→ Problem: Whenever the string "receiving" turns up in a line of the data below, copy that line.

[Items from an interface collection]
○ ○ ○

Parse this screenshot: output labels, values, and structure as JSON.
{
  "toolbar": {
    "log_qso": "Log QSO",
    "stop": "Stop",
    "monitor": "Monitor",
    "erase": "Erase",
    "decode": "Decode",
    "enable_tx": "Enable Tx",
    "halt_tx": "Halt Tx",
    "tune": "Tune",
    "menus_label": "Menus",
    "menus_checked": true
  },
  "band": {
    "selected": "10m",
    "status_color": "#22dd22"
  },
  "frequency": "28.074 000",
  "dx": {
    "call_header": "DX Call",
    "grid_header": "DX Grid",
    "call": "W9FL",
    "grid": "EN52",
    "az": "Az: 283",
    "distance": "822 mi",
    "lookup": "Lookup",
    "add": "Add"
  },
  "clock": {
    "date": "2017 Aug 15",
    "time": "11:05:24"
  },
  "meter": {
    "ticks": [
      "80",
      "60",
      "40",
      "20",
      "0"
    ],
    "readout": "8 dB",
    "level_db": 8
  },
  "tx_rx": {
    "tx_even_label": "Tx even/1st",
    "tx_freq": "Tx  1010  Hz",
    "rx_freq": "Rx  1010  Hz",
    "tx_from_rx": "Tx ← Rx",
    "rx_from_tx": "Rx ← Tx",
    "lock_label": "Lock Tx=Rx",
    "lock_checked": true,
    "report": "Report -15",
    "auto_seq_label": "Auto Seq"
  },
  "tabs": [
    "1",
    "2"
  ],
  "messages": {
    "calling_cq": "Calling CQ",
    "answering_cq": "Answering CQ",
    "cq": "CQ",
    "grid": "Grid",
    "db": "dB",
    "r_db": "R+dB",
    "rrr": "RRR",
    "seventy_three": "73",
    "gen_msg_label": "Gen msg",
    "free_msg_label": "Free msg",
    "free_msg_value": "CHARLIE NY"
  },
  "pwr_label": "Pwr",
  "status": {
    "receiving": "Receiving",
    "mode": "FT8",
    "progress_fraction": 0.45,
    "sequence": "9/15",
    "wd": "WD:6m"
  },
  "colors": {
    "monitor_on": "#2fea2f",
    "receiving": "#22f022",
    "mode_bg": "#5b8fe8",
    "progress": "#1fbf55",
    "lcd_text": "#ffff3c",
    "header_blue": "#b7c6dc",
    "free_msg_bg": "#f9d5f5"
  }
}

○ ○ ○

→ Worked solution:
    "receiving": "Receiving",
    "receiving": "#22f022",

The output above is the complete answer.